Vanderbilt's lineup is loaded with current and future MLB draft picks, but it couldn't do much against Henry. He cruised through 8.1 innings, allowing just three earned runs and striking out eight batters.

The Michigan bullpen only had to get two outs, leaving all options on the table for coach Erik Bakich heading into Game 2 of the series.

Pitcher Tommy Henry #47 of the Michigan Wolverines after finishing the sixth inning against the Vanderbilt Commodores during game one of the College World Series Championship Series on June 24, 2019, at TD Ameritrade Park Omaha in Omaha, Nebraska. (Peter Aiken/Getty Images)

Overall, Henry has pitched 31.2 innings in the tournament, striking out 31 batters while allowing only eight earned runs on 22 hits and three walks. Henry pitched at least seven innings in only three of his 16 starts during the regular season, but he's done so four times in a row in the tournament.

When the Wolverines needed to beat the No. 1 team in the country to get to the College World Series, they turned to Henry. When they called his number in Omaha, he gave them the inside track to the final series.

Pitcher Tommy Henry #47 of the Michigan Wolverines delivers a pitch in the first inning against the Vanderbilt Commodores during game one of the College World Series Championship Series on June 24, 2019, at TD Ameritrade Park Omaha in Omaha, Nebraska. (Peter Aiken/Getty Images)

Then, when he took the hill in his final college start, he pulled Michigan within one game of its first national championship in 57 years.
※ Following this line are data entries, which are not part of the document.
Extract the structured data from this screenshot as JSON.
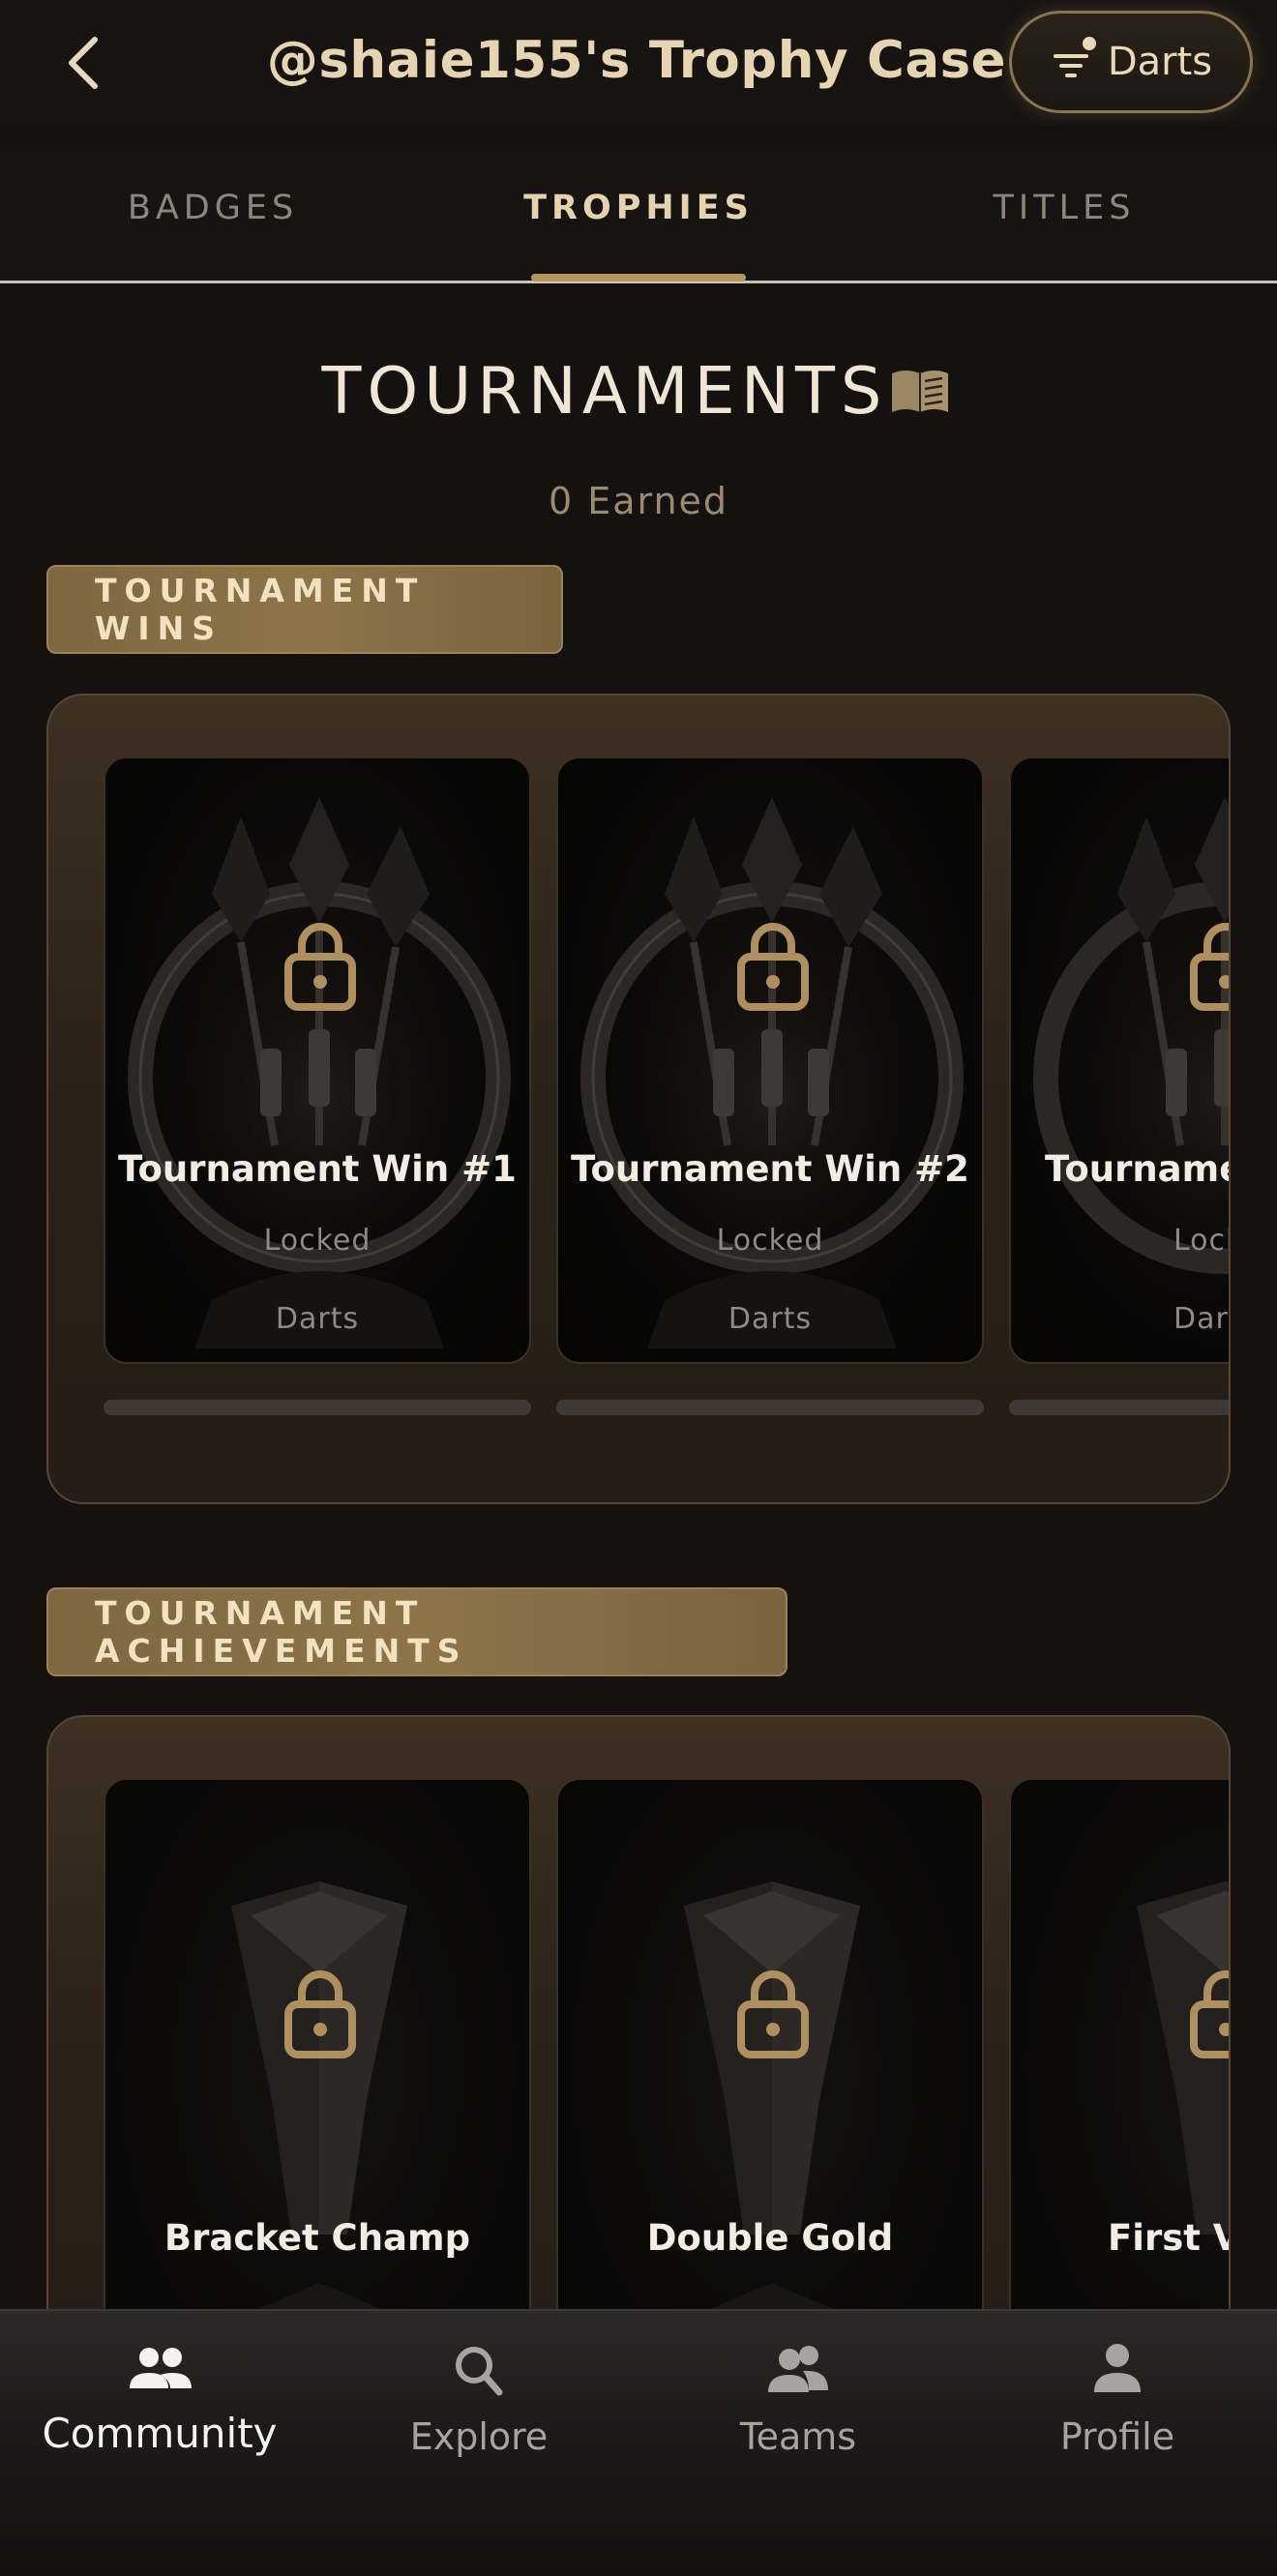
{
  "header": {
    "title": "@shaie155's Trophy Case",
    "filter_label": "Darts",
    "back_icon": "chevron-left-icon",
    "filter_icon": "filter-icon"
  },
  "tabs": [
    {
      "label": "BADGES",
      "active": false
    },
    {
      "label": "TROPHIES",
      "active": true
    },
    {
      "label": "TITLES",
      "active": false
    }
  ],
  "section": {
    "title": "TOURNAMENTS",
    "info_icon": "book-icon",
    "earned": "0 Earned"
  },
  "categories": [
    {
      "label": "TOURNAMENT WINS",
      "items": [
        {
          "title": "Tournament Win #1",
          "status": "Locked",
          "sport": "Darts",
          "progress": 0
        },
        {
          "title": "Tournament Win #2",
          "status": "Locked",
          "sport": "Darts",
          "progress": 0
        },
        {
          "title": "Tourname",
          "status": "Lock",
          "sport": "Dar",
          "progress": 0
        }
      ]
    },
    {
      "label": "TOURNAMENT ACHIEVEMENTS",
      "items": [
        {
          "title": "Bracket Champ"
        },
        {
          "title": "Double Gold"
        },
        {
          "title": "First V"
        }
      ]
    }
  ],
  "bottom_nav": [
    {
      "label": "Community",
      "icon": "community-icon",
      "active": true
    },
    {
      "label": "Explore",
      "icon": "search-icon",
      "active": false
    },
    {
      "label": "Teams",
      "icon": "teams-icon",
      "active": false
    },
    {
      "label": "Profile",
      "icon": "profile-icon",
      "active": false
    }
  ],
  "colors": {
    "background": "#141210",
    "accent_gold": "#b5975d",
    "chip_gold": "#8d7548",
    "text_light": "#f2ece3",
    "text_muted": "#8e8a84"
  }
}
Michigan was one of the last four teams to make the NCAA Tournament field. If it can muster one more victory, Henry will be remembered at the forefront of the program's most magical championship run.

He's been at his absolute best with a championship on the line. That's how legends are born.


About the Author:

Derick Hutchinson

Derick is a Senior Web Producer for ClickOnDetroit and has been with Local 4 News since April 2013. He graduated from the University of Michigan with a degree in communications and a focus in journalism. Derick specializes in breaking news, crime and local sports.